Most strategic consultants or change management consultants often help organizations craft a project calendar to phase through the change. During each phase, celebrate even the small wins and successes. Deeply rooted in this change management principle is the importance of communication. So, take the time to communicate with team members and ensure everyone is in the know to the project timeline.
5) Creating an Agile Company Culture
In a state of content change, it’s imperative for businesses to be agile. For an organization to be agile, it begins with the culture and the structural foundation of a company. When a company’s culture is hierarchical, rigid, and lacks proper communication, not only will they lack the flexibility to navigate the change, the change itself will be counter-productive to the cause.
In any given moment, we have two options:
to step forward and grow or step back into safety.
When an organization is based upon the ideologies of being agile and flexible, it makes it easier to adapt to change as it happens. In some respects, change management consultants often agree that an agile organization is often one that does not wait for change, they expect it. Such ideology is the foundation of continuous improvement. A continuous improvement culture understands that change is not a surprise – and that change is truly constant and anticipated. To improve efficiency, even the smallest changes can make a big impact.
In addition to the four previous principles of change, creating an agile culture will provide the nimbleness needed to navigate and communicate change across an organization. A culture of flexibility will provide stability through change with a greater likelihood of employee adoption of the change.

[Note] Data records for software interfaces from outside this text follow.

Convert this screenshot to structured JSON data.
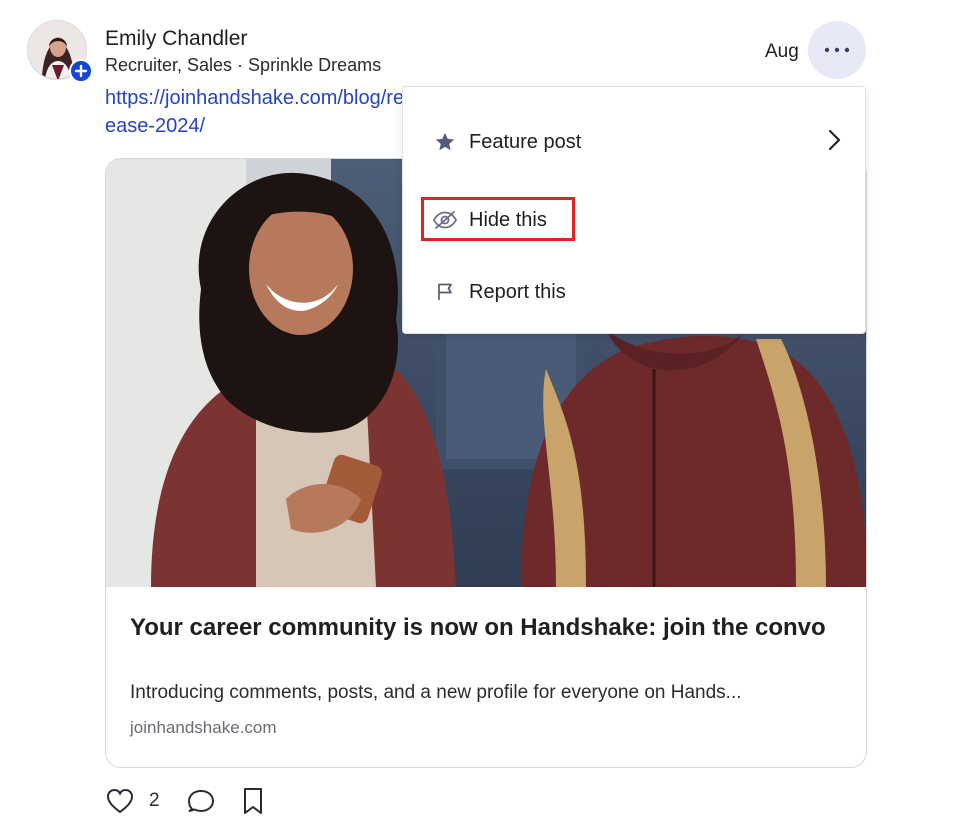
{
  "post": {
    "author_name": "Emily Chandler",
    "author_subtitle": "Recruiter, Sales · Sprinkle Dreams",
    "date": "Aug",
    "link_text": "https://joinhandshake.com/blog/release-2024/",
    "like_count": "2"
  },
  "card": {
    "title": "Your career community is now on Handshake: join the convo",
    "description": "Introducing comments, posts, and a new profile for everyone on Hands...",
    "domain": "joinhandshake.com"
  },
  "menu": {
    "items": [
      {
        "label": "Feature post",
        "icon": "star-icon",
        "has_submenu": true
      },
      {
        "label": "Hide this",
        "icon": "eye-slash-icon",
        "highlighted": true
      },
      {
        "label": "Report this",
        "icon": "flag-icon"
      }
    ]
  },
  "colors": {
    "link": "#2443c8",
    "more_button_bg": "#e7e9f7",
    "avatar_badge": "#1346d6",
    "highlight": "#e4231d"
  }
}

Are You Struggling with Constant Change in Your Organization?
Change is not always easy for every organization – and not every organization thrives through change. However, if your organization is planning to rollout new technology, enact a change in leadership, or plan a new way to train employees, it’s important to have a plan in place.
Eliciting the professional support of a change management consulting firm, like RTG Solutions Group, can help plan the phases of the change and chart a successful course for your organization. Save your organization the struggle through change and contact the change management experts at RTG Solutions Group.